Exercise inputs Start Marker
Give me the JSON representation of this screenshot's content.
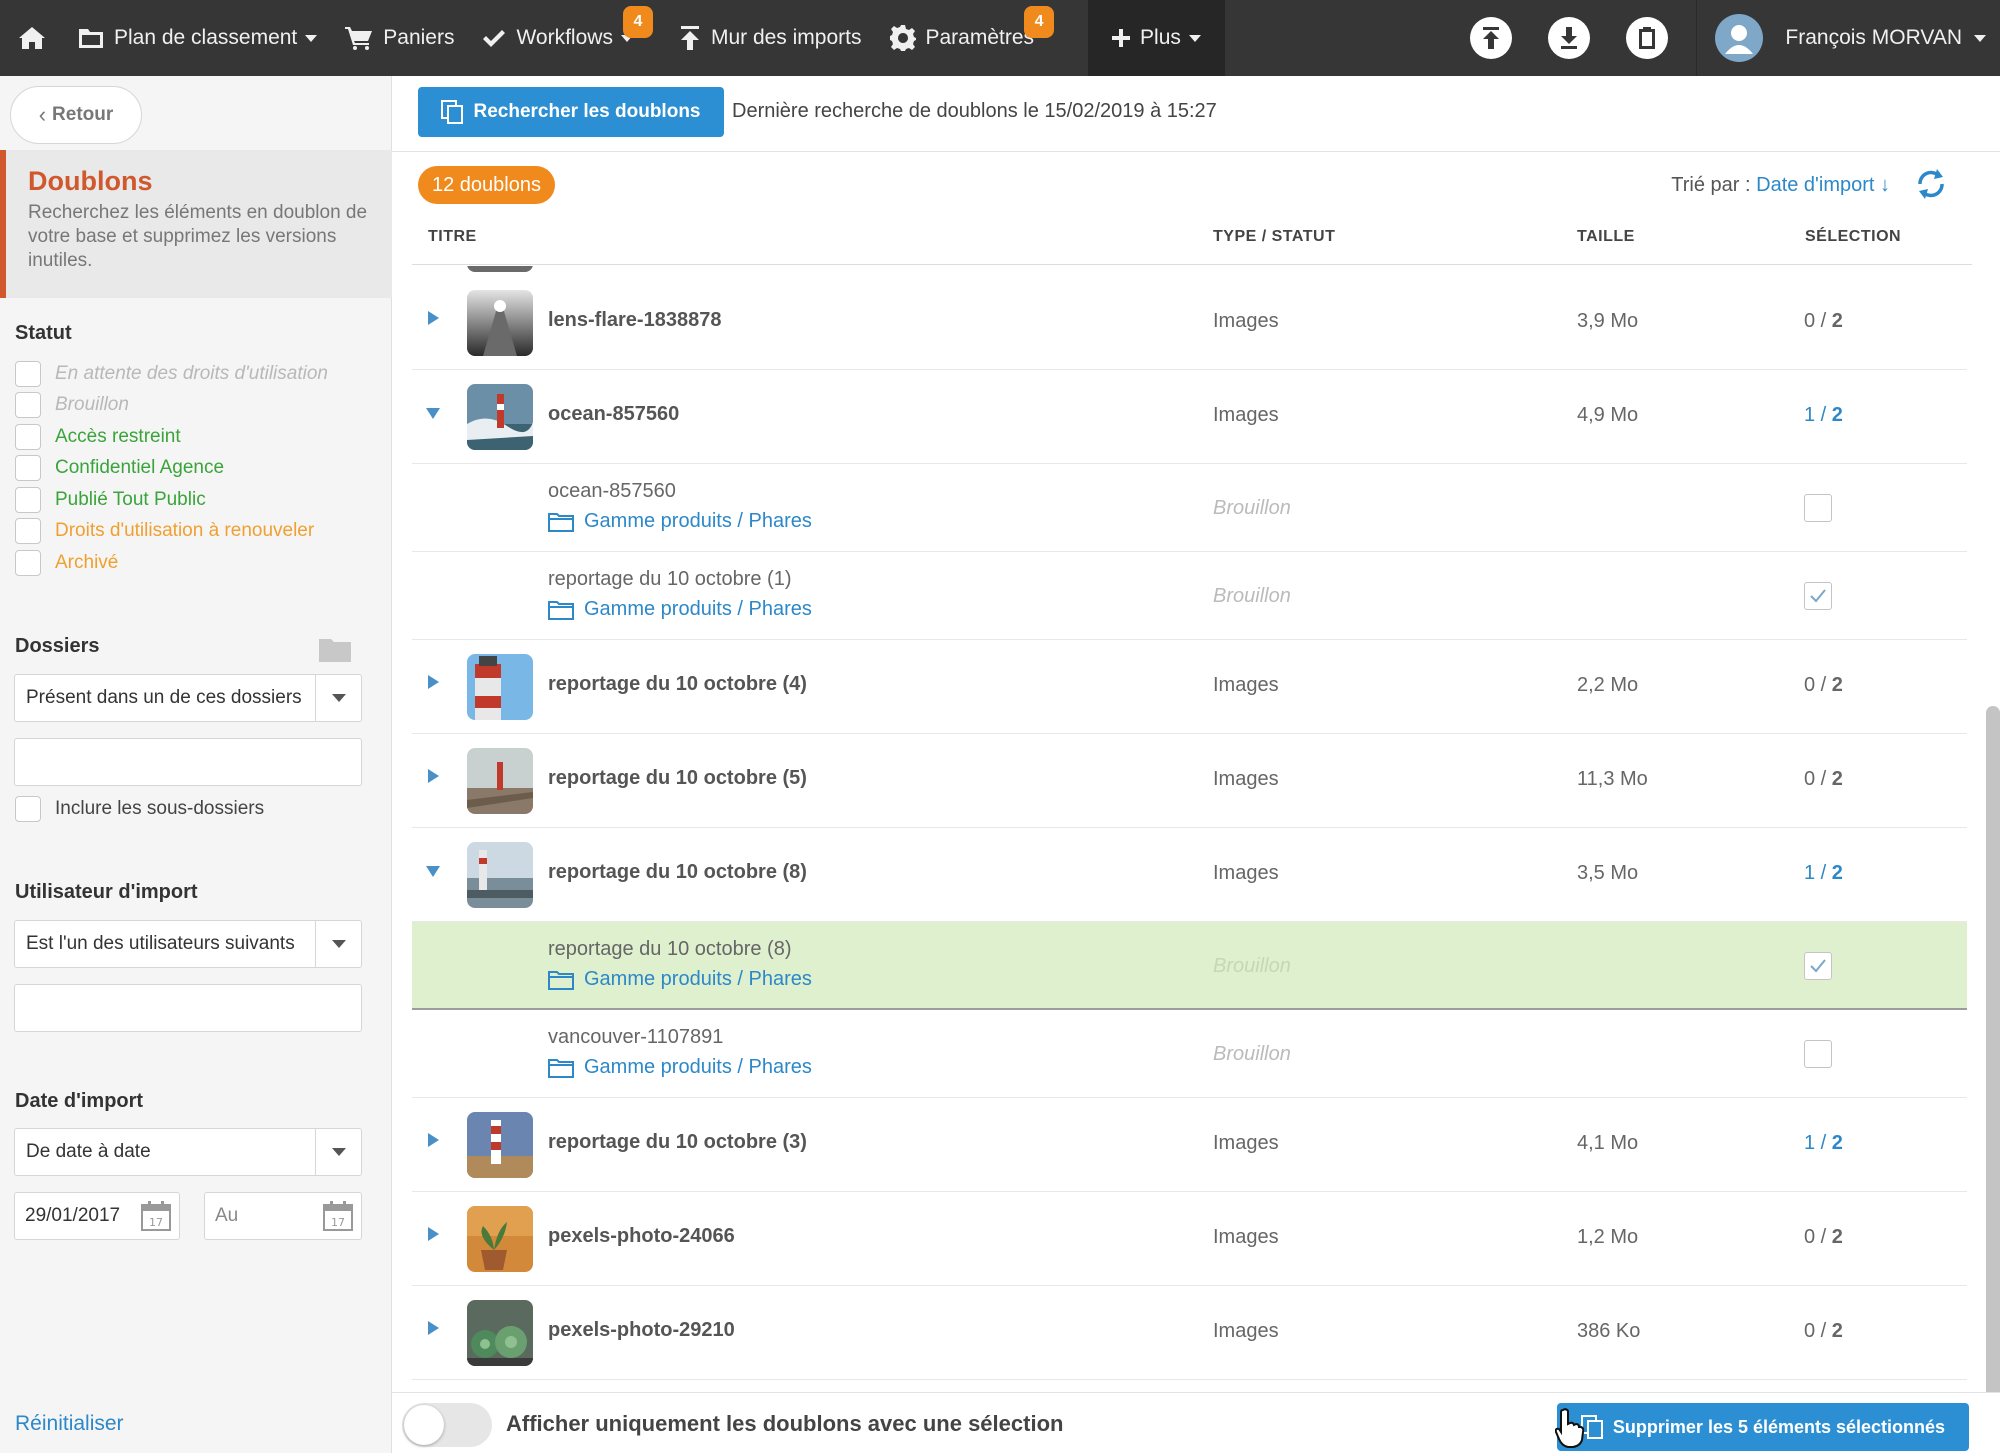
{
  "nav": {
    "items": [
      {
        "label": "Plan de classement",
        "icon": "folder-icon",
        "caret": true
      },
      {
        "label": "Paniers",
        "icon": "cart-icon",
        "caret": false
      },
      {
        "label": "Workflows",
        "icon": "check-icon",
        "caret": true,
        "badge": "4"
      },
      {
        "label": "Mur des imports",
        "icon": "upload-icon",
        "caret": false
      },
      {
        "label": "Paramètres",
        "icon": "gear-icon",
        "caret": false,
        "badge": "4"
      }
    ],
    "plus_label": "Plus",
    "user_name": "François MORVAN"
  },
  "sidebar": {
    "back_label": "Retour",
    "info_title": "Doublons",
    "info_desc": "Recherchez les éléments en doublon de votre base et supprimez les versions inutiles.",
    "status_title": "Statut",
    "statuses": [
      {
        "label": "En attente des droits d'utilisation",
        "color": "#b8b8b8",
        "italic": true
      },
      {
        "label": "Brouillon",
        "color": "#b8b8b8",
        "italic": true
      },
      {
        "label": "Accès restreint",
        "color": "#3aa43a",
        "italic": false
      },
      {
        "label": "Confidentiel Agence",
        "color": "#3aa43a",
        "italic": false
      },
      {
        "label": "Publié Tout Public",
        "color": "#3aa43a",
        "italic": false
      },
      {
        "label": "Droits d'utilisation à renouveler",
        "color": "#f0a030",
        "italic": false
      },
      {
        "label": "Archivé",
        "color": "#f0a030",
        "italic": false
      }
    ],
    "folders_title": "Dossiers",
    "folders_select": "Présent dans un de ces dossiers",
    "include_subfolders": "Inclure les sous-dossiers",
    "user_title": "Utilisateur d'import",
    "user_select": "Est l'un des utilisateurs suivants",
    "date_title": "Date d'import",
    "date_select": "De date à date",
    "date_from": "29/01/2017",
    "date_to_placeholder": "Au",
    "reset_label": "Réinitialiser"
  },
  "main": {
    "search_button": "Rechercher les doublons",
    "last_search": "Dernière recherche de doublons le 15/02/2019 à 15:27",
    "count_badge": "12 doublons",
    "sort_label": "Trié par : ",
    "sort_value": "Date d'import ↓",
    "columns": {
      "title": "TITRE",
      "type": "TYPE / STATUT",
      "size": "TAILLE",
      "selection": "SÉLECTION"
    },
    "groups": [
      {
        "title": "lens-flare-1838878",
        "type": "Images",
        "size": "3,9 Mo",
        "sel_n": "0",
        "sel_total": "2",
        "expanded": false,
        "active": false,
        "thumb": "lens",
        "children": []
      },
      {
        "title": "ocean-857560",
        "type": "Images",
        "size": "4,9 Mo",
        "sel_n": "1",
        "sel_total": "2",
        "expanded": true,
        "active": true,
        "thumb": "ocean",
        "children": [
          {
            "name": "ocean-857560",
            "path": "Gamme produits / Phares",
            "status": "Brouillon",
            "checked": false,
            "highlight": false
          },
          {
            "name": "reportage du 10 octobre (1)",
            "path": "Gamme produits / Phares",
            "status": "Brouillon",
            "checked": true,
            "highlight": false
          }
        ]
      },
      {
        "title": "reportage du 10 octobre (4)",
        "type": "Images",
        "size": "2,2 Mo",
        "sel_n": "0",
        "sel_total": "2",
        "expanded": false,
        "active": false,
        "thumb": "red",
        "children": []
      },
      {
        "title": "reportage du 10 octobre (5)",
        "type": "Images",
        "size": "11,3 Mo",
        "sel_n": "0",
        "sel_total": "2",
        "expanded": false,
        "active": false,
        "thumb": "pier",
        "children": []
      },
      {
        "title": "reportage du 10 octobre (8)",
        "type": "Images",
        "size": "3,5 Mo",
        "sel_n": "1",
        "sel_total": "2",
        "expanded": true,
        "active": true,
        "thumb": "harbor",
        "children": [
          {
            "name": "reportage du 10 octobre (8)",
            "path": "Gamme produits / Phares",
            "status": "Brouillon",
            "checked": true,
            "highlight": true
          },
          {
            "name": "vancouver-1107891",
            "path": "Gamme produits / Phares",
            "status": "Brouillon",
            "checked": false,
            "highlight": false
          }
        ]
      },
      {
        "title": "reportage du 10 octobre (3)",
        "type": "Images",
        "size": "4,1 Mo",
        "sel_n": "1",
        "sel_total": "2",
        "expanded": false,
        "active": true,
        "thumb": "stripe",
        "children": []
      },
      {
        "title": "pexels-photo-24066",
        "type": "Images",
        "size": "1,2 Mo",
        "sel_n": "0",
        "sel_total": "2",
        "expanded": false,
        "active": false,
        "thumb": "plant",
        "children": []
      },
      {
        "title": "pexels-photo-29210",
        "type": "Images",
        "size": "386 Ko",
        "sel_n": "0",
        "sel_total": "2",
        "expanded": false,
        "active": false,
        "thumb": "succulent",
        "children": []
      }
    ],
    "filter_switch_label": "Afficher uniquement les doublons avec une sélection",
    "delete_button": "Supprimer les 5 éléments sélectionnés"
  }
}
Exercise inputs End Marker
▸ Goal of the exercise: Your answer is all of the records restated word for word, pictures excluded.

▸ Response area:
Give me the JSON representation of this screenshot's content.
{
  "nav": {
    "items": [
      {
        "label": "Plan de classement",
        "icon": "folder-icon",
        "caret": true
      },
      {
        "label": "Paniers",
        "icon": "cart-icon",
        "caret": false
      },
      {
        "label": "Workflows",
        "icon": "check-icon",
        "caret": true,
        "badge": "4"
      },
      {
        "label": "Mur des imports",
        "icon": "upload-icon",
        "caret": false
      },
      {
        "label": "Paramètres",
        "icon": "gear-icon",
        "caret": false,
        "badge": "4"
      }
    ],
    "plus_label": "Plus",
    "user_name": "François MORVAN"
  },
  "sidebar": {
    "back_label": "Retour",
    "info_title": "Doublons",
    "info_desc": "Recherchez les éléments en doublon de votre base et supprimez les versions inutiles.",
    "status_title": "Statut",
    "statuses": [
      {
        "label": "En attente des droits d'utilisation",
        "color": "#b8b8b8",
        "italic": true
      },
      {
        "label": "Brouillon",
        "color": "#b8b8b8",
        "italic": true
      },
      {
        "label": "Accès restreint",
        "color": "#3aa43a",
        "italic": false
      },
      {
        "label": "Confidentiel Agence",
        "color": "#3aa43a",
        "italic": false
      },
      {
        "label": "Publié Tout Public",
        "color": "#3aa43a",
        "italic": false
      },
      {
        "label": "Droits d'utilisation à renouveler",
        "color": "#f0a030",
        "italic": false
      },
      {
        "label": "Archivé",
        "color": "#f0a030",
        "italic": false
      }
    ],
    "folders_title": "Dossiers",
    "folders_select": "Présent dans un de ces dossiers",
    "include_subfolders": "Inclure les sous-dossiers",
    "user_title": "Utilisateur d'import",
    "user_select": "Est l'un des utilisateurs suivants",
    "date_title": "Date d'import",
    "date_select": "De date à date",
    "date_from": "29/01/2017",
    "date_to_placeholder": "Au",
    "reset_label": "Réinitialiser"
  },
  "main": {
    "search_button": "Rechercher les doublons",
    "last_search": "Dernière recherche de doublons le 15/02/2019 à 15:27",
    "count_badge": "12 doublons",
    "sort_label": "Trié par : ",
    "sort_value": "Date d'import ↓",
    "columns": {
      "title": "TITRE",
      "type": "TYPE / STATUT",
      "size": "TAILLE",
      "selection": "SÉLECTION"
    },
    "groups": [
      {
        "title": "lens-flare-1838878",
        "type": "Images",
        "size": "3,9 Mo",
        "sel_n": "0",
        "sel_total": "2",
        "expanded": false,
        "active": false,
        "thumb": "lens",
        "children": []
      },
      {
        "title": "ocean-857560",
        "type": "Images",
        "size": "4,9 Mo",
        "sel_n": "1",
        "sel_total": "2",
        "expanded": true,
        "active": true,
        "thumb": "ocean",
        "children": [
          {
            "name": "ocean-857560",
            "path": "Gamme produits / Phares",
            "status": "Brouillon",
            "checked": false,
            "highlight": false
          },
          {
            "name": "reportage du 10 octobre (1)",
            "path": "Gamme produits / Phares",
            "status": "Brouillon",
            "checked": true,
            "highlight": false
          }
        ]
      },
      {
        "title": "reportage du 10 octobre (4)",
        "type": "Images",
        "size": "2,2 Mo",
        "sel_n": "0",
        "sel_total": "2",
        "expanded": false,
        "active": false,
        "thumb": "red",
        "children": []
      },
      {
        "title": "reportage du 10 octobre (5)",
        "type": "Images",
        "size": "11,3 Mo",
        "sel_n": "0",
        "sel_total": "2",
        "expanded": false,
        "active": false,
        "thumb": "pier",
        "children": []
      },
      {
        "title": "reportage du 10 octobre (8)",
        "type": "Images",
        "size": "3,5 Mo",
        "sel_n": "1",
        "sel_total": "2",
        "expanded": true,
        "active": true,
        "thumb": "harbor",
        "children": [
          {
            "name": "reportage du 10 octobre (8)",
            "path": "Gamme produits / Phares",
            "status": "Brouillon",
            "checked": true,
            "highlight": true
          },
          {
            "name": "vancouver-1107891",
            "path": "Gamme produits / Phares",
            "status": "Brouillon",
            "checked": false,
            "highlight": false
          }
        ]
      },
      {
        "title": "reportage du 10 octobre (3)",
        "type": "Images",
        "size": "4,1 Mo",
        "sel_n": "1",
        "sel_total": "2",
        "expanded": false,
        "active": true,
        "thumb": "stripe",
        "children": []
      },
      {
        "title": "pexels-photo-24066",
        "type": "Images",
        "size": "1,2 Mo",
        "sel_n": "0",
        "sel_total": "2",
        "expanded": false,
        "active": false,
        "thumb": "plant",
        "children": []
      },
      {
        "title": "pexels-photo-29210",
        "type": "Images",
        "size": "386 Ko",
        "sel_n": "0",
        "sel_total": "2",
        "expanded": false,
        "active": false,
        "thumb": "succulent",
        "children": []
      }
    ],
    "filter_switch_label": "Afficher uniquement les doublons avec une sélection",
    "delete_button": "Supprimer les 5 éléments sélectionnés"
  }
}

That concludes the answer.